The joint statement of the Comprehensive and Progressive Agreement for Trans-Pacific Partnership Commission highlights countries’ commitment to “open supply chains, active communication, transparency, and prompt notification of trade measures”.
The CPTPP members express their resolve to examine ways the CPTPP could be used to facilitate digital trade responses to COVID-19.
The ministers and senior officials representing Australia, Brunei Darussalam, Canada, Chile, Japan, Malaysia, Mexico, New Zealand, Peru, Singapore, and Viet Nam issued a joint statement following the third meeting of the Comprehensive and Progressive Agreement for Trans-Pacific Partnership (CPTTP) Commission.
The third meeting of the CPTPP Commission convened virtually on 5 August 2020, and was hosted by Mexico.
The joint statement recognizes the “unprecedented challenges” posed by the COVID-19 pandemic to the health and well-being of communities, social cohesion, livelihoods, and adherence to the principles of free and open trade. The statement highlights CPTPP members’ “commitment to rules-based trade by maintaining open supply chains, active communication, transparency, and prompt notification of trade measures.” It underscores the importance of countering protectionism and reinforcing “an open, effective, fair, inclusive and rules-based trading system to restore economic growth worldwide.”

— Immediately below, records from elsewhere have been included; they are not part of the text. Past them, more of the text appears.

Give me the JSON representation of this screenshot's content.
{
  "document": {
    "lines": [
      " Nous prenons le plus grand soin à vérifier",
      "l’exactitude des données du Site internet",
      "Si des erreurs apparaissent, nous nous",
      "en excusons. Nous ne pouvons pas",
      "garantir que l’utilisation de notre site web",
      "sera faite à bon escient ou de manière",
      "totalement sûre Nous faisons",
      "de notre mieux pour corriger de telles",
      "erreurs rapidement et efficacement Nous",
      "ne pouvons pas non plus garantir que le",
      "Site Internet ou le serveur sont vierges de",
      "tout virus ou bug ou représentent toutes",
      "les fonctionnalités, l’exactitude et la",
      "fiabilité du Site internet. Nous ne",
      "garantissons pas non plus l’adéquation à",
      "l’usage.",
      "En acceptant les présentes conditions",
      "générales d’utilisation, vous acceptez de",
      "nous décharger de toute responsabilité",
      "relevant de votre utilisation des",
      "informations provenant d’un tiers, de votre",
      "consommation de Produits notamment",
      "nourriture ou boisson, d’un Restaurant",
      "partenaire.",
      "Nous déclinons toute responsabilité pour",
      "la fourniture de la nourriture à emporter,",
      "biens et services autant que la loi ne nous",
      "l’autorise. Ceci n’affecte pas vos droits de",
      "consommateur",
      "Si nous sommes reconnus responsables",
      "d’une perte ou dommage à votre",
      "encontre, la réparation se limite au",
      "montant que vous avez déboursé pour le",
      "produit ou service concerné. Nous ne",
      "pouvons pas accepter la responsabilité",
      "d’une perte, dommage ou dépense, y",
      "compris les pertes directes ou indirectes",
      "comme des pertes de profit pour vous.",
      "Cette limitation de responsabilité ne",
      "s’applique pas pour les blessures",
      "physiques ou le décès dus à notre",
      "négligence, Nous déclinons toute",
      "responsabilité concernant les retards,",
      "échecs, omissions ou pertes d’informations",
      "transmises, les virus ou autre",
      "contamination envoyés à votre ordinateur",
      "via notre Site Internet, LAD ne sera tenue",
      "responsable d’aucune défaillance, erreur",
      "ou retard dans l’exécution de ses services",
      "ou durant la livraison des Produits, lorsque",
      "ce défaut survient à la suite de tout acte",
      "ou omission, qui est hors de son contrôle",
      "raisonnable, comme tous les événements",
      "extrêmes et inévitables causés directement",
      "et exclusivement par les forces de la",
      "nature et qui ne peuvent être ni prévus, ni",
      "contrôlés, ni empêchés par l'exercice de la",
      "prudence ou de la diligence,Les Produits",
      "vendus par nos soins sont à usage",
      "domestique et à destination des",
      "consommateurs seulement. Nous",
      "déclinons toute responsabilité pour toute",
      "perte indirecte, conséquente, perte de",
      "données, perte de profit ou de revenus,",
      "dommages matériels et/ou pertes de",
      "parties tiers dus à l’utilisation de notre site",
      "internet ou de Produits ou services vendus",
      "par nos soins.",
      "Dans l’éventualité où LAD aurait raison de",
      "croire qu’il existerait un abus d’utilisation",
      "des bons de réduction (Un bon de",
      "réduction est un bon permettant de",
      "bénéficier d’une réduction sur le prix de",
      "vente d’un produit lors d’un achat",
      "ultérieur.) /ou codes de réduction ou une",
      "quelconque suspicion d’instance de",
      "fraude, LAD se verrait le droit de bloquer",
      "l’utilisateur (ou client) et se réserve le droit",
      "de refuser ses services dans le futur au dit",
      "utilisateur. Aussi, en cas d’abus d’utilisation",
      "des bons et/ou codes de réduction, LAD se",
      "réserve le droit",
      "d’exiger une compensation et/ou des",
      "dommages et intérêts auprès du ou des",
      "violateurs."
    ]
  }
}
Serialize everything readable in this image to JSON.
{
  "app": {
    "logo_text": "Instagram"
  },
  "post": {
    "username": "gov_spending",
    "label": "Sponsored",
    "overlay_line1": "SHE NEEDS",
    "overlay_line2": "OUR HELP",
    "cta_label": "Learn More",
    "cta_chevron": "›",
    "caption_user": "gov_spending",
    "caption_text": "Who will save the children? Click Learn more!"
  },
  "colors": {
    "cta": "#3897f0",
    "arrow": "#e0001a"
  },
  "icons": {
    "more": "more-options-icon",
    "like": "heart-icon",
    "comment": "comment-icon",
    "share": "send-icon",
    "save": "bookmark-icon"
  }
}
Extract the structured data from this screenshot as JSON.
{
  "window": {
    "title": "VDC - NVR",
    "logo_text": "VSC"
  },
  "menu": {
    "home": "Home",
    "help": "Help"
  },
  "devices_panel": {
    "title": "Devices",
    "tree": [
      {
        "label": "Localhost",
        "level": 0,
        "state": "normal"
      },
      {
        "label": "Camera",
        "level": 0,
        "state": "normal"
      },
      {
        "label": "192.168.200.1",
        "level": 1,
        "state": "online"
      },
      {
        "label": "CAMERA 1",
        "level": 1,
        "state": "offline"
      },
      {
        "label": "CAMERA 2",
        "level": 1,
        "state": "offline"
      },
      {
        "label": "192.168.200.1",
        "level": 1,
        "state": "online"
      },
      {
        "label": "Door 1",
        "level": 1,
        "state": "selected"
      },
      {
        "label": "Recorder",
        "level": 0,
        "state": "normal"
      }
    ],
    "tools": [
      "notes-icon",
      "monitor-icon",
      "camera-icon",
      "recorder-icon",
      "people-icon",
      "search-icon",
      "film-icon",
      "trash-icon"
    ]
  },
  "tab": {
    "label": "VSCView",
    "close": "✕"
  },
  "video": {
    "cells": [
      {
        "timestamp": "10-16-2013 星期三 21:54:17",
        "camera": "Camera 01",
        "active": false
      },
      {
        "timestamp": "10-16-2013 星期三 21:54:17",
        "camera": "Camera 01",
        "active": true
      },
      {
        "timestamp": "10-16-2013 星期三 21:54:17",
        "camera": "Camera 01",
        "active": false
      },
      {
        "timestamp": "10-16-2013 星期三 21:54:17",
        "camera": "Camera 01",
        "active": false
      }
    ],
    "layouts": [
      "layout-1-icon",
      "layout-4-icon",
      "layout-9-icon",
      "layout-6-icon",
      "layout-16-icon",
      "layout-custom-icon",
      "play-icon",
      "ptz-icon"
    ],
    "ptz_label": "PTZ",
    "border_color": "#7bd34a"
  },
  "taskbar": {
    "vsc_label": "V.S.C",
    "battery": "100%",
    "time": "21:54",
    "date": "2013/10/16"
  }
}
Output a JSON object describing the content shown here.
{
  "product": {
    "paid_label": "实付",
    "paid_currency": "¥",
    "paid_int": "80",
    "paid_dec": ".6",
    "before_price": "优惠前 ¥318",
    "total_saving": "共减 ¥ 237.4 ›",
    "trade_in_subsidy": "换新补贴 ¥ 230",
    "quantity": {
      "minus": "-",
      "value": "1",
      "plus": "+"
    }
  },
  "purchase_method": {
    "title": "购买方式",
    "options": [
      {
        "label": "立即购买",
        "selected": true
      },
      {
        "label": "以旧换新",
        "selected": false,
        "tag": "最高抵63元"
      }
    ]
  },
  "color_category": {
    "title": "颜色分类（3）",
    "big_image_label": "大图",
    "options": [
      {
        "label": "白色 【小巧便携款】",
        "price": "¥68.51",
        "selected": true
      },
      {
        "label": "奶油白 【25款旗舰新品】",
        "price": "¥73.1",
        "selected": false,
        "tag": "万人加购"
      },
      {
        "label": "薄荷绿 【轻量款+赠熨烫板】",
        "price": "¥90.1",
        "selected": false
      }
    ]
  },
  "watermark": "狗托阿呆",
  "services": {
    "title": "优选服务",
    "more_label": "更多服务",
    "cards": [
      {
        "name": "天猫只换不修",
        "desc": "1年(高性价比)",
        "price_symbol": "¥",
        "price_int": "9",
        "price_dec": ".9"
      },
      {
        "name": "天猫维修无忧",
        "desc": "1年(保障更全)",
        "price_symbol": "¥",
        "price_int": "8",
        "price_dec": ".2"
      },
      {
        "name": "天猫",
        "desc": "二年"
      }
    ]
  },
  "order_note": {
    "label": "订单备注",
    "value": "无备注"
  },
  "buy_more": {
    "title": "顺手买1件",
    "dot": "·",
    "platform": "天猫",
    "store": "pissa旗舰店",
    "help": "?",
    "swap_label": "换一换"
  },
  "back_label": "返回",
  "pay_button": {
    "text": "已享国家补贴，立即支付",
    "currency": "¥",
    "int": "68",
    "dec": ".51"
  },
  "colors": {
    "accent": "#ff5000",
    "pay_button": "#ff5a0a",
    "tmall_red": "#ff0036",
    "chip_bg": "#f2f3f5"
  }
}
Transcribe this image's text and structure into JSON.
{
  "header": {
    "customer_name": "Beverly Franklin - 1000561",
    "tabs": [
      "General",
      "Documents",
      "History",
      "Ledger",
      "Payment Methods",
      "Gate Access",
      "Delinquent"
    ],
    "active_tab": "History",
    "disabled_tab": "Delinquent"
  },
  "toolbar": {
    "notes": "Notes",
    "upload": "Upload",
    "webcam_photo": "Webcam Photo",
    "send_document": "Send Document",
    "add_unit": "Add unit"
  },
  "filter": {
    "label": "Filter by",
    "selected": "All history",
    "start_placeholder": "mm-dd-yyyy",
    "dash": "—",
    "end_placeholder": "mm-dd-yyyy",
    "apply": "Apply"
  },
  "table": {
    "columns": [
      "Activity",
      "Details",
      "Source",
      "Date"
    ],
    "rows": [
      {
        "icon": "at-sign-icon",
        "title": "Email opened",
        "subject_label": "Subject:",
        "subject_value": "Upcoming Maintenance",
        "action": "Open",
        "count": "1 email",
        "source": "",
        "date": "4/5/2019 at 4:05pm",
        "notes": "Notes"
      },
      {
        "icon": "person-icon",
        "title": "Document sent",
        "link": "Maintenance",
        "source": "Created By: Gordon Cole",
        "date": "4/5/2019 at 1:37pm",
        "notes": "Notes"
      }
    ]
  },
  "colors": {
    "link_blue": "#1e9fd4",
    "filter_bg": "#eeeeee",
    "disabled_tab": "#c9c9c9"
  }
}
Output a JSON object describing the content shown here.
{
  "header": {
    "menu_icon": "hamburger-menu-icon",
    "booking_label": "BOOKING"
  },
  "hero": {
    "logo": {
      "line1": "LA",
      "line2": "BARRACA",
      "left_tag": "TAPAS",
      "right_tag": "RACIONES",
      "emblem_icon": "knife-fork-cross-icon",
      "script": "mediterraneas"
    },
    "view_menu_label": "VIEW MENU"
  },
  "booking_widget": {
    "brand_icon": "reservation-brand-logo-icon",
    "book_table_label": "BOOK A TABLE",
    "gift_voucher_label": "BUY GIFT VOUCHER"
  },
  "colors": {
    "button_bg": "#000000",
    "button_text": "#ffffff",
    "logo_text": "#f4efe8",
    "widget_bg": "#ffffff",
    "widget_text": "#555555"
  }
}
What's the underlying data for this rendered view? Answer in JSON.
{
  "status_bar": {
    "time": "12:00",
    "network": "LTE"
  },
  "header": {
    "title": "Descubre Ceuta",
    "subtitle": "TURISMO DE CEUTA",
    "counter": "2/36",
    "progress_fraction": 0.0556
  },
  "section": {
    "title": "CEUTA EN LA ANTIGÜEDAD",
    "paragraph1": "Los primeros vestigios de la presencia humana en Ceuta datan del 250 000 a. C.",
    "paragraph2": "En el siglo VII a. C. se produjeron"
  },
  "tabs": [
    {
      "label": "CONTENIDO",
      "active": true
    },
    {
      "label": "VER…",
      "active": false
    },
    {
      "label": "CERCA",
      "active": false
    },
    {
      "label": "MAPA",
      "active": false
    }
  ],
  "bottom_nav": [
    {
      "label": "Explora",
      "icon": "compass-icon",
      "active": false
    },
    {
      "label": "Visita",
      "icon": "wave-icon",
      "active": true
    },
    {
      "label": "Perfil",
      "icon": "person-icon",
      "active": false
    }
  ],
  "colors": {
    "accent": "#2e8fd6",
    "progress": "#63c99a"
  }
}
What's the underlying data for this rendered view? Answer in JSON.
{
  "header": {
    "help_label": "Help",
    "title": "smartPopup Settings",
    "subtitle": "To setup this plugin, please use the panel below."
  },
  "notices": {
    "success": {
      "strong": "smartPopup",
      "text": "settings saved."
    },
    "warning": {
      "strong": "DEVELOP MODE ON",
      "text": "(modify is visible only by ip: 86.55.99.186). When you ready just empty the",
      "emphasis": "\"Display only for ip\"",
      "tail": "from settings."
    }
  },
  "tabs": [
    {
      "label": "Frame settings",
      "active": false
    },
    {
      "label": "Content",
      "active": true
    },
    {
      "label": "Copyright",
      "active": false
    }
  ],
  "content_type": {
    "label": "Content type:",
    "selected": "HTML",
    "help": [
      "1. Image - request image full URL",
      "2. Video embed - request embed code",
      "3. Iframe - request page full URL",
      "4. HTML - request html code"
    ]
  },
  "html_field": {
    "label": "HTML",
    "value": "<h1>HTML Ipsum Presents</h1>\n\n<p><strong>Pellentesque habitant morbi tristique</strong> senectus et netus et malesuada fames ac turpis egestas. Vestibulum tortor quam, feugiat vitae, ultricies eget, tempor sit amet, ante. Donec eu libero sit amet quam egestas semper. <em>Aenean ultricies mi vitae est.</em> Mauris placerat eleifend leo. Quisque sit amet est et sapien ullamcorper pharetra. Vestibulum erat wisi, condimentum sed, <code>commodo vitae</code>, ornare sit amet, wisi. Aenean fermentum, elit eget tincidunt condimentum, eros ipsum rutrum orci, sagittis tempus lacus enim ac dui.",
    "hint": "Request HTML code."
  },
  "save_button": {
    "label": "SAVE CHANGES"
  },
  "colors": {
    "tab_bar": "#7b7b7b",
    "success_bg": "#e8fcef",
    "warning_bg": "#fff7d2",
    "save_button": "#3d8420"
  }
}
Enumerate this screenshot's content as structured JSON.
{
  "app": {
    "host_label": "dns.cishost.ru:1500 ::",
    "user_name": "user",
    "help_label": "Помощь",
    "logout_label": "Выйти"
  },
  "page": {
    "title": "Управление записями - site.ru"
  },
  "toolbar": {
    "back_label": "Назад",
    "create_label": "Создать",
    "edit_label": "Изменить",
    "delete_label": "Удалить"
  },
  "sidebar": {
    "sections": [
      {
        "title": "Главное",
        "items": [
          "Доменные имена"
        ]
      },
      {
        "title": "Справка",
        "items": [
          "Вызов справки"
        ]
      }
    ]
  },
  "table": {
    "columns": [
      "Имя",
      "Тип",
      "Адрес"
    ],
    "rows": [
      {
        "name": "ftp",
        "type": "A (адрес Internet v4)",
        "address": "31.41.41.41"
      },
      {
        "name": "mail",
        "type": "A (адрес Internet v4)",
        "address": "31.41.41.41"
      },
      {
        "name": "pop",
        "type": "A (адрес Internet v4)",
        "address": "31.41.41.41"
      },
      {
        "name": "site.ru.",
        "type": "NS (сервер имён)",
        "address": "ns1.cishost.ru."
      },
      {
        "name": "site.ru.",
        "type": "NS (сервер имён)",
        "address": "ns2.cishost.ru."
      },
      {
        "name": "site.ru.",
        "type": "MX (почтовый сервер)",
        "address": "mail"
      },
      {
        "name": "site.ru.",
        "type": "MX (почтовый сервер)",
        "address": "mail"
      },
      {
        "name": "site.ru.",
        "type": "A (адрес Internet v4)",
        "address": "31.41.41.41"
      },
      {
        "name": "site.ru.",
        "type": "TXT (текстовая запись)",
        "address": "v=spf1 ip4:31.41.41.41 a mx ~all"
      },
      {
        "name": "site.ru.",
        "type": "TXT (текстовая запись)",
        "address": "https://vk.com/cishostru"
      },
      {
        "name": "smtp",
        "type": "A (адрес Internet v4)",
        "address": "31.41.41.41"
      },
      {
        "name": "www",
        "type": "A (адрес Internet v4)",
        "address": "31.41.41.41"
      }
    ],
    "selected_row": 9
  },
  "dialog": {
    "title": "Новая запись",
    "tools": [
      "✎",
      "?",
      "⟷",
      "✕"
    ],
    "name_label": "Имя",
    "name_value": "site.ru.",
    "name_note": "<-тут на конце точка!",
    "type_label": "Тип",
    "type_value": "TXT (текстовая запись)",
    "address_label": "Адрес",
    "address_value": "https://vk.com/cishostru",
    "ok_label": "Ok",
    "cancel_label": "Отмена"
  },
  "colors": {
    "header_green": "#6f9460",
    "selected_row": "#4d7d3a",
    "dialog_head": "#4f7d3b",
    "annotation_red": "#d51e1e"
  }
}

The CPTPP members express their resolve to continue work towards post-COVID-19 economic recovery by establishing and strengthening supply chains, and examining ways the CPTPP could be used to facilitate digital trade responses to COVID-19. The countries commit to avoid “unjustified trade restrictive measures” and to facilitate the flow of essential goods and services during the COVID-19 crisis, including medical supplies and equipment, medicines, and agriculture and food products “in a manner consistent with international trade rules.”
The CPTPP members reaffirm their “strong commitment” to upholding and supporting the World Trade Organization (WTO), which “sits at the core of the rules-based Multilateral Trading System.” The countries indicate that they “will work to inject increased momentum into WTO reform, including of its dispute settlement system.”
The CPTTP Agreement entered into force on 30 December 2018. The inaugural meeting of the CPTPP Commission took place on 19 January 2019 in Tokyo, Japan, where members discussed elements needed for effective implementation of the Agreement, and how it can be expanded in the future. The Commission adopted a joint statement and four decisions on: an approach to administering the Agreement; rules of procedures for dispute settlement panels; a code of conduct for investor-state dispute settlement; and a process for the accession of new economies to the CPTPP.
The Commission’s second meeting convened from 7-9 October 2019, in Auckland, New Zealand, to monitor and advance implementation of the CPTPP’s obligations. The Commission issued a joint statement, and adopted decisions on its rules of procedure and on the establishment of a roster of individuals who may be selected to serve as panel chairs to address state-to-state disputes.
The role of trade deals has become the subject of heightened debate amid the economic effects of COVID-19, as governments consider how to support vulnerable sectors, ensure access to medicines and medical technologies for their populations, and address job losses. Prior to the pandemic, experts had begun questioning whether the CPTPP yielded the expected economic benefits for the seven ratifying countries.
In addition, the agreement’s rules on intellectual property (IP) and digital trade, among other issues, play into debate within some CPTPP signatory countries on whether to proceed with ratification, and for other countries regarding whether to request accession. [Joint Statement on the Occasion of the Third Commission Meeting] [CPTTP Backgrounder]